9hours 15 mins and 28 seconds. 

45 minutes ahead of my plucked out of the air finish time and a big smile on my face! 

Now, you might think that’s the end but it’s not! My legs are stiff but I’m not very hungry and I think I’ve smashed my nutrition on course to perfection. I just wasn’t fit enough to move any faster which I’m fine with. 

My wife suggests a dominos and I agree so it’s ready when we get home. I demolish a medium pizza and some chicken kickers then head up for a bath. 

20-30 minutes in and my stomach starts cramping. I instantly regret the pizza and I’m in pain for the next few hours with a few visits to the toilet. 

Monday morning I wake up. Very stiff but not as bad as I thought. I crack on with my usual day and head to work. Monday night all goes fine and I think I’m passed the stomach problems. 

5am Tuesday morning I wake up in a world of pain and the toilet becomes my best friend for a few hours. I feel fine a few hours later and head to work. Don’t feel great as soon as I get there so I decide after my sports massage I’m going home. I make it through my sports massage and my god the pain when he was massaging my calves is nothing short of horrific! They are soo painful but soo beneficial after tough sessions. 

I head home and climb into bed. I don’t move from that bed for the next few days apart from the toilet. The agony I felt was insane. 

Around Saturday afternoon I started to feel better and by Monday I was 100% 

That pain for those few days was much worse than the pain I felt on the run. I definitely should have researched post-run nutrition and should have planned a complete off-day on Monday. Live and learn as they say. 

Hope you’ve enjoyed reading this and if you’re planning your first ultra I can’t recommend this one enough. Challenging weather with some great terrain. I’m sure the views are amazing on a brighter day to. The staff and volunteers are incredible and there are plenty of points for spectators who are always cheering you on. 

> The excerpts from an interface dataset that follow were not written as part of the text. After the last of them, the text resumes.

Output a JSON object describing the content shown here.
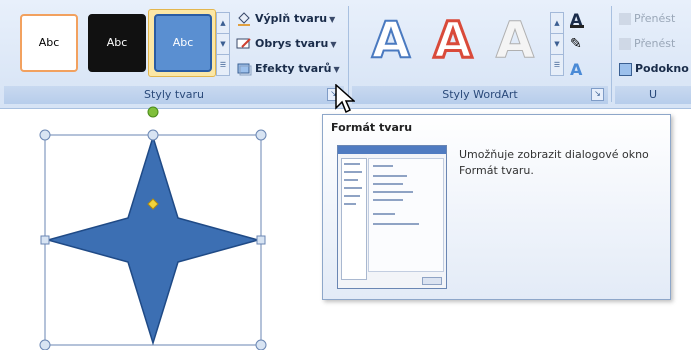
{
  "ribbon": {
    "shape_styles": {
      "caption": "Styly tvaru",
      "thumbnails": [
        {
          "label": "Abc",
          "style": "orange-outline"
        },
        {
          "label": "Abc",
          "style": "black-fill"
        },
        {
          "label": "Abc",
          "style": "blue-fill-selected"
        }
      ],
      "commands": [
        {
          "label": "Výplň tvaru",
          "icon": "paint-bucket-icon"
        },
        {
          "label": "Obrys tvaru",
          "icon": "pencil-outline-icon"
        },
        {
          "label": "Efekty tvarů",
          "icon": "shape-effects-icon"
        }
      ]
    },
    "wordart_styles": {
      "caption": "Styly WordArt",
      "samples": [
        "A",
        "A",
        "A"
      ]
    },
    "arrange": {
      "commands": [
        {
          "label": "Přenést",
          "icon": "bring-forward-icon"
        },
        {
          "label": "Přenést",
          "icon": "send-backward-icon"
        },
        {
          "label": "Podokno",
          "icon": "selection-pane-icon"
        }
      ],
      "caption": "U"
    }
  },
  "tooltip": {
    "title": "Formát tvaru",
    "description": "Umožňuje zobrazit dialogové okno Formát tvaru."
  },
  "colors": {
    "shape_fill": "#3c6fb3",
    "shape_stroke": "#1f4a86",
    "handle": "#d8e4f3",
    "adjust_handle": "#f2d33b",
    "rotate_handle": "#7fbf3a"
  }
}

My strava link to the run is below if you’re interested. 

Link to strava

Now to decide what to sign up to next. Any suggestions? Let me know some cool races in the comments.